> Instructions to follow:
Repeat each entry word for word.

Entries from a dataset of interfaces
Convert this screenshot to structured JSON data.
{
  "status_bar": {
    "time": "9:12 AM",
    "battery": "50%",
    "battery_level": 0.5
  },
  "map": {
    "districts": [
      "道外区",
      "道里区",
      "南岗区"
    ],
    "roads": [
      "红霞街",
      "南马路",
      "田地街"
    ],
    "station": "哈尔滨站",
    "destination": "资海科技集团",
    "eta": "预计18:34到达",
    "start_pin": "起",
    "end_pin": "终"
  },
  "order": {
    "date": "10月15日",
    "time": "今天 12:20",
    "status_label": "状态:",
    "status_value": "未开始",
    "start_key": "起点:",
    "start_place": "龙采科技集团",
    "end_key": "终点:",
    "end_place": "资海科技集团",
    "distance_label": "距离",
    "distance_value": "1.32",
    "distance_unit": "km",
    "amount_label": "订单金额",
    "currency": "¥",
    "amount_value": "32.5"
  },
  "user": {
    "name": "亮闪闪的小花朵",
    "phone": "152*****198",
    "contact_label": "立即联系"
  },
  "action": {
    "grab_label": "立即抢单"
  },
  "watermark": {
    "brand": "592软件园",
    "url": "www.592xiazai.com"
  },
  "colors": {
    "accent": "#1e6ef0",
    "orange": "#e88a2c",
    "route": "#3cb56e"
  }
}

> Task result:
Convert this screenshot to structured JSON data.
{
  "status_bar": {
    "time": "9:12 AM",
    "battery": "50%",
    "battery_level": 0.5
  },
  "map": {
    "districts": [
      "道外区",
      "道里区",
      "南岗区"
    ],
    "roads": [
      "红霞街",
      "南马路",
      "田地街"
    ],
    "station": "哈尔滨站",
    "destination": "资海科技集团",
    "eta": "预计18:34到达",
    "start_pin": "起",
    "end_pin": "终"
  },
  "order": {
    "date": "10月15日",
    "time": "今天 12:20",
    "status_label": "状态:",
    "status_value": "未开始",
    "start_key": "起点:",
    "start_place": "龙采科技集团",
    "end_key": "终点:",
    "end_place": "资海科技集团",
    "distance_label": "距离",
    "distance_value": "1.32",
    "distance_unit": "km",
    "amount_label": "订单金额",
    "currency": "¥",
    "amount_value": "32.5"
  },
  "user": {
    "name": "亮闪闪的小花朵",
    "phone": "152*****198",
    "contact_label": "立即联系"
  },
  "action": {
    "grab_label": "立即抢单"
  },
  "watermark": {
    "brand": "592软件园",
    "url": "www.592xiazai.com"
  },
  "colors": {
    "accent": "#1e6ef0",
    "orange": "#e88a2c",
    "route": "#3cb56e"
  }
}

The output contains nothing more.